In response, the city and Chaska Police Department held community conversations and sent letters to all residents to gain feedback on how policing could improve.

The police department revamped its website to make information easier to find, and made current policy report for Chaskans to view. The 2021 budget proposal also includes an additional sergeant position to increase positive interactions, as well as adding officer critical incident training.

A #ChaskaCares hashtag was created, leading to over 350 birthday patrols during the stay-at-home order, Grau said, which he called a “resounding success.” Parades were also featured at an Easter and high school graduation parade.

Grau said the city contributed $100,000 to small business grants and is currently hosting a winter gear and toy collection.

Looking forward, a Costco may enter the picture as a park of Oak Ridge’s development, through it’s still in the planning commission review process.

The Par 30 golf course, renamed The Loop at Chaska, will be a 100% accessible course for those with physical disabilities.
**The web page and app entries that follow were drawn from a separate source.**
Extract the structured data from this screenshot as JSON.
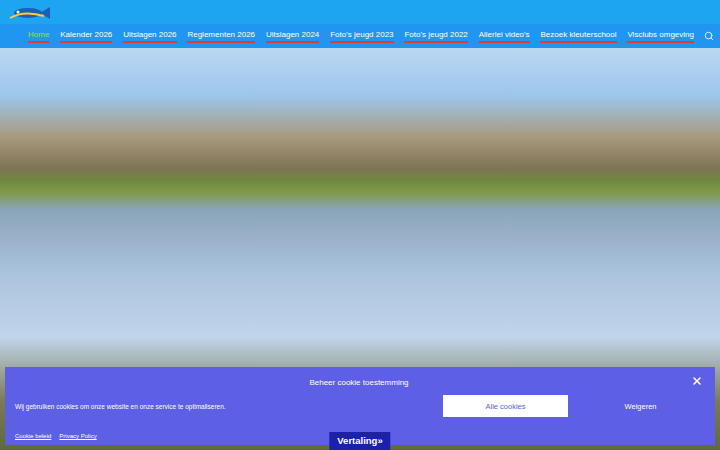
{
  "nav": {
    "items": [
      {
        "label": "Home",
        "selected": true
      },
      {
        "label": "Kalender 2026",
        "selected": false
      },
      {
        "label": "Uitslagen 2026",
        "selected": false
      },
      {
        "label": "Reglementen 2026",
        "selected": false
      },
      {
        "label": "Uitslagen 2024",
        "selected": false
      },
      {
        "label": "Foto's jeugd 2023",
        "selected": false
      },
      {
        "label": "Foto's jeugd 2022",
        "selected": false
      },
      {
        "label": "Allerlei video's",
        "selected": false
      },
      {
        "label": "Bezoek kleuterschool",
        "selected": false
      },
      {
        "label": "Visclubs omgeving",
        "selected": false
      }
    ]
  },
  "cookie_banner": {
    "title": "Beheer cookie toestemming",
    "message": "Wij gebruiken cookies om onze website en onze service te optimaliseren.",
    "buttons": [
      {
        "label": "Alle cookies",
        "kind": "filled"
      },
      {
        "label": "Weigeren",
        "kind": "text"
      }
    ],
    "links": [
      "Cookie beleid",
      "Privacy Policy"
    ]
  },
  "translate_button": {
    "label": "Vertaling»"
  }
}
It should be finished in 2022.

Construction has begun in the new Del Webb community, which caters to older adults ages 55 and older, as well as the Highway 212 interchange project.

Other incoming projects include a 2022 Highway 41 project downtown, which would redesign traffic flow and increase safety; a library move to the current license center, to give the building more room; and the City Square West redevelopment, which will likely move forward next year.

The city is set to host the U.S. Curling National Championship in 2021, the 2024 U.S. Amateur Championship, and the 2029 Ryder Cup for the second time.

Despite all these developments and events, Grau left viewers with one thought.

“Let’s be safe, be smart, wear the mask and let’s get through COVID together,” Grau said.


Victoria Mayor-Elect Deb McMillan spoke at the luncheon, and said current Mayor Tom Funk “sends his regrets” in his absence.

Before walking luncheon participants through Victoria’s year-end recap, she offered a sweeping statement.

“Although this year has been challenging, I would ultimately say that great progress has been made,” McMillan said.

“Community partnerships” was one category she addressed, several of those relationships happening for the first time.

Victoria held an inaugural Citizens Academy to learn about behind-the-scenes city happenings and hosted its first farmers market.

This year, Bethesda Cornerstone Village entered Victoria in September as a housing community for those with disabilities and seniors.

The second category McMillan spoke of was area businesses. New ones included La Cucina World Pantry & Art, Lion’s Den restaurant and Live True Yoga Studio. Coming soon is Victoria Healthy Hub.

The city launched Eat Street 2020, which let restaurants use their parking spaces and sidewalks for outdoor seating. Five businesses participated.

The last category McMillan addressed was development, including the construction of Wassermann Lake Preserve which is expected to wrap up in the spring.

Marsh Lake Road was reconstructed, and a 13.5-acre housing and commercial development should make its way to downtown in the near future, she said.

“I look forward to updating you all on our progress at next years chamber luncheon,” McMillan said.